* **TASK STATEMENT**: When the string "this" appears in a line of the records, show the whole line.

* **THE RECORDS**:
= Beginning of Section =
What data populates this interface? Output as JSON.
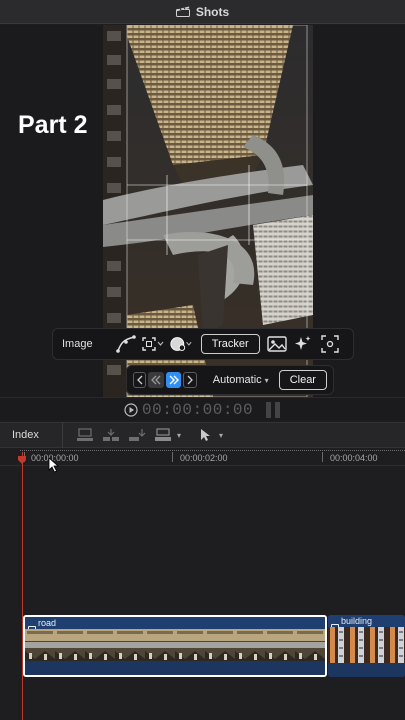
{
  "window": {
    "title": "Shots",
    "title_icon": "clapperboard-icon"
  },
  "viewer": {
    "overlay_text": "Part 2"
  },
  "inspector": {
    "label": "Image",
    "tools": [
      "bezier-pen-icon",
      "crop-select-icon",
      "color-blob-icon",
      "image-icon",
      "sparkles-icon",
      "focus-icon"
    ],
    "tracker_label": "Tracker"
  },
  "tracking": {
    "mode_label": "Automatic",
    "clear_label": "Clear"
  },
  "transport": {
    "timecode": "00:00:00:00"
  },
  "timeline_toolbar": {
    "index_label": "Index"
  },
  "timeline": {
    "ruler_labels": [
      "00:00:00:00",
      "00:00:02:00",
      "00:00:04:00"
    ],
    "clips": [
      {
        "name": "road",
        "selected": true
      },
      {
        "name": "building",
        "selected": false
      }
    ]
  },
  "colors": {
    "accent": "#2f8ff5",
    "playhead": "#c0392b",
    "clip": "#1d3a66"
  }
}
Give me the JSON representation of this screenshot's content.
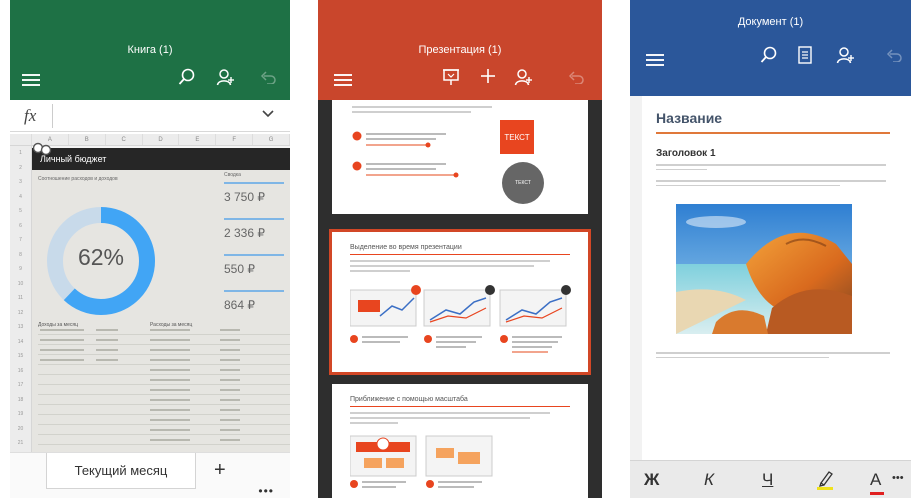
{
  "excel": {
    "title": "Книга (1)",
    "fx": "fx",
    "sheet_title": "Личный бюджет",
    "columns": [
      "A",
      "B",
      "C",
      "D",
      "E",
      "F",
      "G"
    ],
    "rows": [
      "1",
      "2",
      "3",
      "4",
      "5",
      "6",
      "7",
      "8",
      "9",
      "10",
      "11",
      "12",
      "13",
      "14",
      "15",
      "16",
      "17",
      "18",
      "19",
      "20",
      "21"
    ],
    "chart_caption": "Соотношение расходов и доходов",
    "percent": "62%",
    "side_caption": "Сводка",
    "amounts": [
      "3 750 ₽",
      "2 336 ₽",
      "550 ₽",
      "864 ₽"
    ],
    "income_caption": "Доходы за месяц",
    "expenses_caption": "Расходы за месяц",
    "tab_active": "Текущий месяц",
    "tab_add": "+",
    "more": "•••",
    "colors": {
      "header": "#1e7145",
      "donut": "#41a5f5",
      "donut_track": "#c8daea"
    }
  },
  "ppt": {
    "title": "Презентация (1)",
    "slide1_box": "ТЕКСТ",
    "slide1_circle": "ТЕКСТ",
    "slide2_title": "Выделение во время презентации",
    "slide3_title": "Приближение с помощью масштаба",
    "colors": {
      "header": "#c9462c",
      "accent": "#e8451f"
    }
  },
  "word": {
    "title": "Документ (1)",
    "doc_title": "Название",
    "heading1": "Заголовок 1",
    "toolbar": {
      "bold": "Ж",
      "italic": "К",
      "underline": "Ч",
      "highlight": "highlighter-icon",
      "font_color": "А",
      "more": "•••"
    },
    "colors": {
      "header": "#2b579a",
      "rule": "#e0783a"
    }
  }
}
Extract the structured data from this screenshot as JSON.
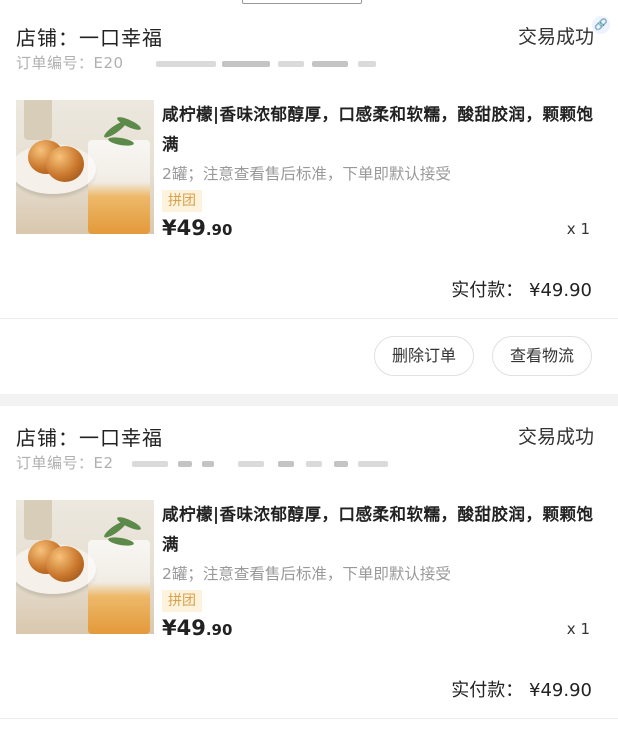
{
  "orders": [
    {
      "shop_label": "店铺：一口幸福",
      "status": "交易成功",
      "order_no_label": "订单编号：E20",
      "product_title": "咸柠檬|香味浓郁醇厚，口感柔和软糯，酸甜胶润，颗颗饱满",
      "spec": "2罐；注意查看售后标准，下单即默认接受",
      "tag": "拼团",
      "currency": "¥",
      "price_int": "49",
      "price_dec": ".90",
      "qty": "x 1",
      "paid_label": "实付款：",
      "paid_amount": "¥49.90",
      "actions": {
        "delete": "删除订单",
        "logistics": "查看物流"
      }
    },
    {
      "shop_label": "店铺：一口幸福",
      "status": "交易成功",
      "order_no_label": "订单编号：E2",
      "product_title": "咸柠檬|香味浓郁醇厚，口感柔和软糯，酸甜胶润，颗颗饱满",
      "spec": "2罐；注意查看售后标准，下单即默认接受",
      "tag": "拼团",
      "currency": "¥",
      "price_int": "49",
      "price_dec": ".90",
      "qty": "x 1",
      "paid_label": "实付款：",
      "paid_amount": "¥49.90"
    }
  ],
  "icons": {
    "link": "link-icon",
    "product": "product-thumbnail"
  },
  "colors": {
    "tag_bg": "#fdf3dc",
    "tag_text": "#d8a24a",
    "muted": "#999999"
  }
}
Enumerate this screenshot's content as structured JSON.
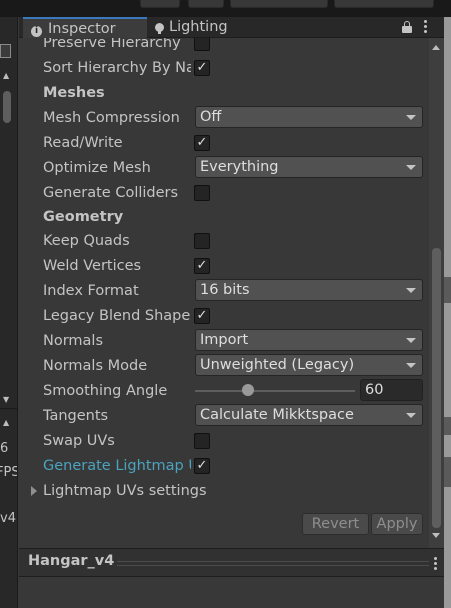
{
  "tabs": {
    "inspector_label": "Inspector",
    "lighting_label": "Lighting"
  },
  "left_panel": {
    "values": [
      "6",
      "FPS",
      "v4"
    ]
  },
  "sections": {
    "preserve_hierarchy_label": "Preserve Hierarchy",
    "sort_hierarchy_label": "Sort Hierarchy By Na",
    "meshes_header": "Meshes",
    "mesh_compression_label": "Mesh Compression",
    "mesh_compression_value": "Off",
    "read_write_label": "Read/Write",
    "optimize_mesh_label": "Optimize Mesh",
    "optimize_mesh_value": "Everything",
    "generate_colliders_label": "Generate Colliders",
    "geometry_header": "Geometry",
    "keep_quads_label": "Keep Quads",
    "weld_vertices_label": "Weld Vertices",
    "index_format_label": "Index Format",
    "index_format_value": "16 bits",
    "legacy_blend_label": "Legacy Blend Shape",
    "normals_label": "Normals",
    "normals_value": "Import",
    "normals_mode_label": "Normals Mode",
    "normals_mode_value": "Unweighted (Legacy)",
    "smoothing_angle_label": "Smoothing Angle",
    "smoothing_angle_value": "60",
    "smoothing_angle_fraction": 0.33,
    "tangents_label": "Tangents",
    "tangents_value": "Calculate Mikktspace",
    "swap_uvs_label": "Swap UVs",
    "generate_lightmap_label": "Generate Lightmap U",
    "lightmap_settings_label": "Lightmap UVs settings"
  },
  "checks": {
    "preserve_hierarchy": false,
    "sort_hierarchy": true,
    "read_write": true,
    "generate_colliders": false,
    "keep_quads": false,
    "weld_vertices": true,
    "legacy_blend": true,
    "swap_uvs": false,
    "generate_lightmap": true
  },
  "buttons": {
    "revert_label": "Revert",
    "apply_label": "Apply"
  },
  "preview": {
    "title": "Hangar_v4"
  },
  "colors": {
    "accent": "#3a79bb",
    "modified_label": "#4ba3bf",
    "panel_bg": "#383838"
  }
}
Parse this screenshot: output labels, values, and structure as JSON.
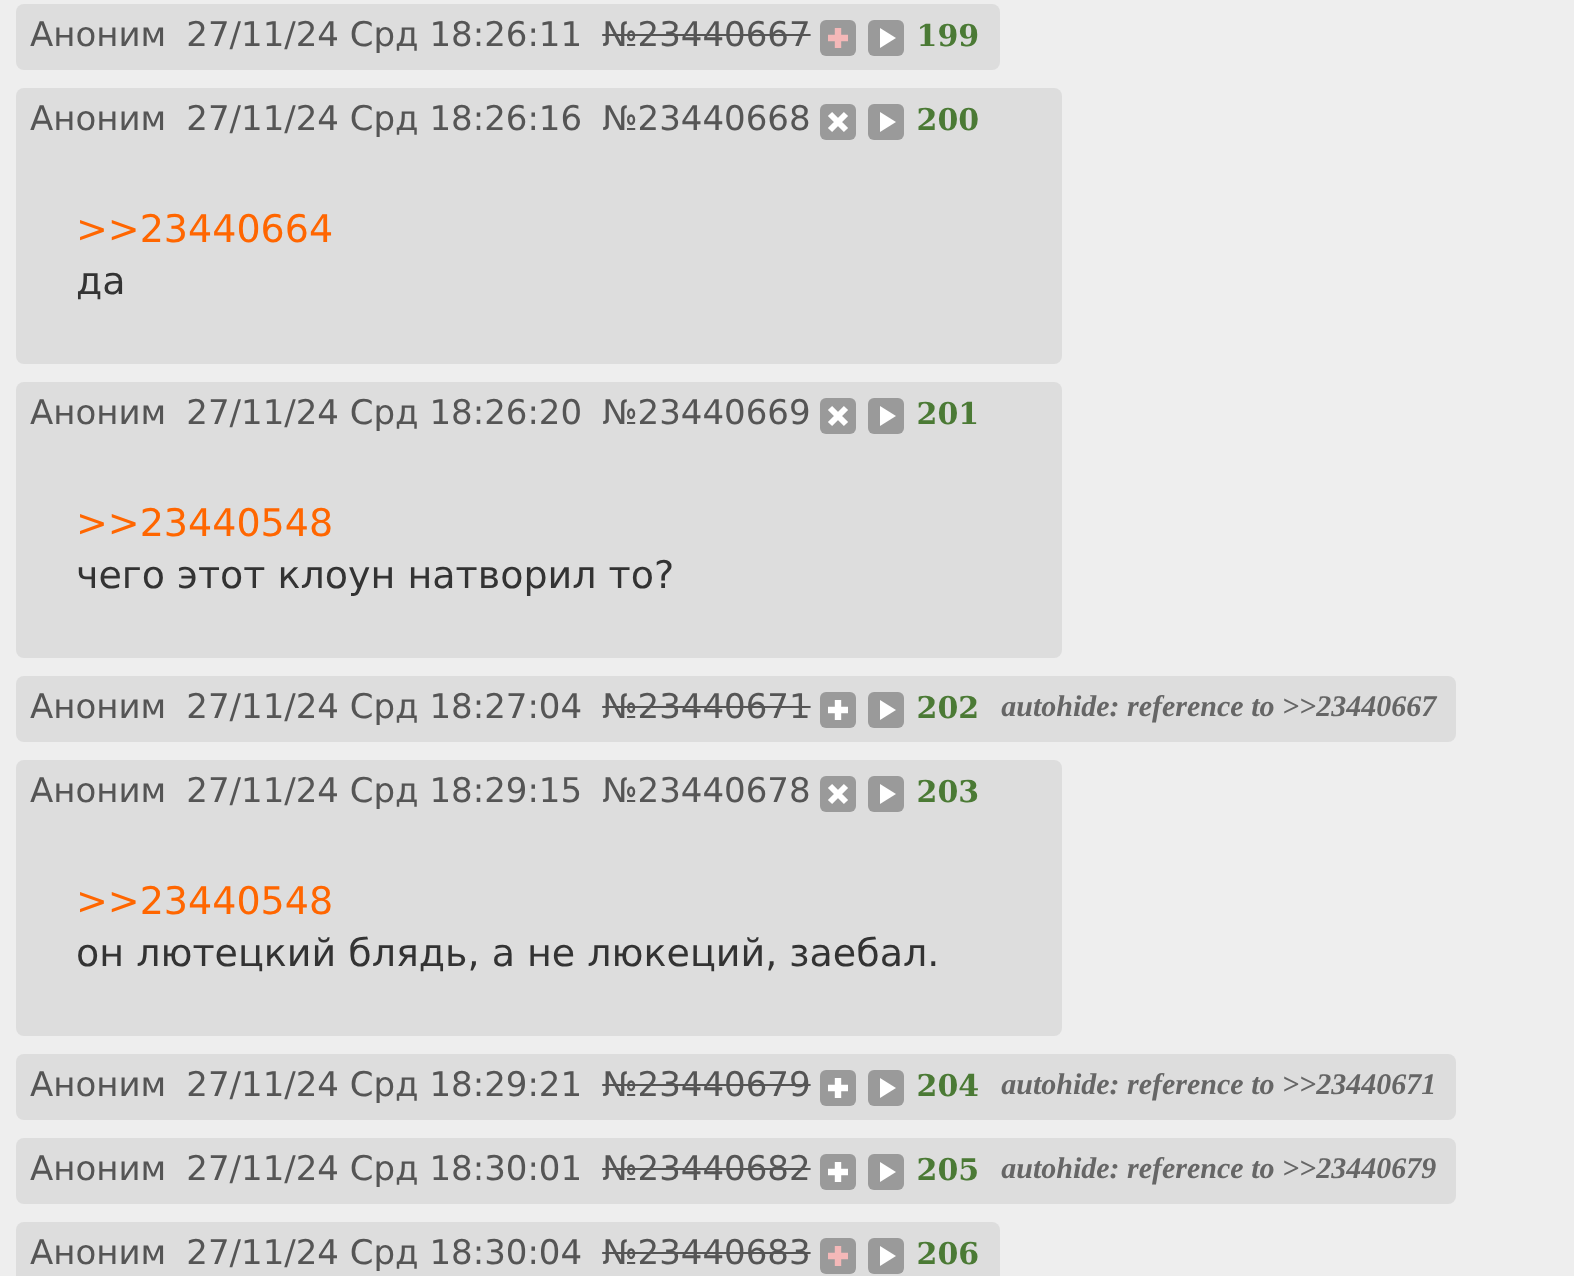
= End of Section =
* **RESPONSE**:
What data populates this interface? Output as JSON.
Give me the JSON representation of this screenshot's content.
Extract the structured data from this screenshot as JSON.
Enumerate this screenshot's content as structured JSON.
Parse this screenshot: output labels, values, and structure as JSON.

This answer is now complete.